Yesterday morning I was up bright and early to attend a hackday hosted by a client of ours, EMAP, who organised the day with the help of FEB consultancy. As a publisher with a wide array of brands, the goal of the day for EMAP was to create proof of concepts for a number of product ideas that otherwise may take months, if not years, to release. As with all hack days the challenge is to deliver something by the end of the day whether it be a set of PSDs for a new concept, a static HTML representation of an application or a fully functioning proof of concept.
EMAP HQ - Telephone House
I arrived at EMAP HQ for a brief meet and greet before breaking out into our separate groups to work on our projects. Initially I was due to work on an API project with the Head of Development Christos but due to some other developers being unable to attend I was pulled onto an equally exciting project for Retail Week.
I met up with Nic, Vic and George from Retail Week as well as two people from FEB to work on the concept. Retail Week host lots of live events, however retailers only send a privileged few to attend the events in person. The business case is that there’s essentially a growing need to provide future thought leaders within the Retail industry with learning materials in a new and more accessible form of content.
We quickly got to work on storyboarding user journeys and prototyping user interfaces. We identified 3 core pages to the user experience of the product.
- Home page
- Search page
- Individual video page
Considering the time constraints we decided to focus on a mobile first, static HTML representation of the final product. Early on I constrained our HTML prototypes to a mobile screen width of 320px. This allowed us to focus on distilling the core functionality and content hierarchy for the project, with the potential for building the tablet and desktop experiences on top.
Following our storyboards, I set up a scaffold of a project with a very simple architecture, just HTML, CSS, JS, images and SVG iconography. To avoid premature discussions about content and branding, the initial prototypes were simplistic. Black text on a white background with default link colours and placeholder images.
Using this wireframing approach, over the course of the afternoon we fleshed out the HTML and structure for the 3 core pages and identified reusable functionality, creating common components such as lists of videos and ‘load more’ functionality.
Finally after creating skeletons for each page we began to add branding colours, video content, screenshots, logos and content into the product.
In no time at all the 16:30 deadline came and it was time to present our work. Christos had managed a fantastic amount of progress in the day on what was already a very accomplished API integration for the MEED brand.
Last but not least came the Retail Week presentation which Nic and George did a fantastic job on (with an adlibbed tech demo from myself).

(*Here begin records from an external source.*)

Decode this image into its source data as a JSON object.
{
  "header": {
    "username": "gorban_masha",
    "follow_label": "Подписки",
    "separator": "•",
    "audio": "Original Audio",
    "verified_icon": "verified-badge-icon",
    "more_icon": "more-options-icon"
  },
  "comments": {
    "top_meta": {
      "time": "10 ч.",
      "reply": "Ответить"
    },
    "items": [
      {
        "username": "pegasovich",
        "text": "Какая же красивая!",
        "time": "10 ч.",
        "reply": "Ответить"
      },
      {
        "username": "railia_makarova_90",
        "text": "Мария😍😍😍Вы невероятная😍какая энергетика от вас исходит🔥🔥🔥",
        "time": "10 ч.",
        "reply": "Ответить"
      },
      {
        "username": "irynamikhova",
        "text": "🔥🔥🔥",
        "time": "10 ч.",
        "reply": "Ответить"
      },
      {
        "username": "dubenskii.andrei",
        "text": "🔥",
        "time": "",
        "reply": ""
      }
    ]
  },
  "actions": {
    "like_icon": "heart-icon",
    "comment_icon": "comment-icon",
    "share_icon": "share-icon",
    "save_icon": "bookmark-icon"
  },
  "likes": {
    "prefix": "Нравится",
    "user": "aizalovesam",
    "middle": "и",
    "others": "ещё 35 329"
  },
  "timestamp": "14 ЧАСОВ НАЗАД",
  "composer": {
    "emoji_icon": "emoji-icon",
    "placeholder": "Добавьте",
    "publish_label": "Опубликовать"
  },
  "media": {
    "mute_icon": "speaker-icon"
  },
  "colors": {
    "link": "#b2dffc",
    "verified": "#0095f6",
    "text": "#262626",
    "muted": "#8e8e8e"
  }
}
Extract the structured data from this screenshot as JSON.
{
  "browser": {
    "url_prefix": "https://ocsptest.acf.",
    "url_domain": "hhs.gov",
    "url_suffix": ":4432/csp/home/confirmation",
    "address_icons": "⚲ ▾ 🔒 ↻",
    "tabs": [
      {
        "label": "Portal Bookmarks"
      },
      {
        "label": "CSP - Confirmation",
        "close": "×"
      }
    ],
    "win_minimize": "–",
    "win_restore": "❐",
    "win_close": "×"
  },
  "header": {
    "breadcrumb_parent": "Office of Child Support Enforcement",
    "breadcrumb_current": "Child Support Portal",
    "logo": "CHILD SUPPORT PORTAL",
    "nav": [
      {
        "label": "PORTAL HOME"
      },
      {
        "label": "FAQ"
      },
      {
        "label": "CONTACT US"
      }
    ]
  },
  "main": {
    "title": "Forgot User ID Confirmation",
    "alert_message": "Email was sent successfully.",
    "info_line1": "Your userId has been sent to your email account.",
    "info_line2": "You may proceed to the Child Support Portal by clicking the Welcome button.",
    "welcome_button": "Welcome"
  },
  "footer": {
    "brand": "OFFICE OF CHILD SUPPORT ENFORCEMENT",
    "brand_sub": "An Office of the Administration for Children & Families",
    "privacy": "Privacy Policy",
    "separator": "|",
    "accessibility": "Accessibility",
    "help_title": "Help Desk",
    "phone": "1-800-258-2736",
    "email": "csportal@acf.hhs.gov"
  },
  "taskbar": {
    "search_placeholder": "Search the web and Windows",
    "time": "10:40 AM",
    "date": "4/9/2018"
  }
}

Pub time!! We concluded the day with a trip to McQueen, a pub round the corner from EMAP. The day was a fantastic opportunity to work closely with our clients to rapidly develop products!!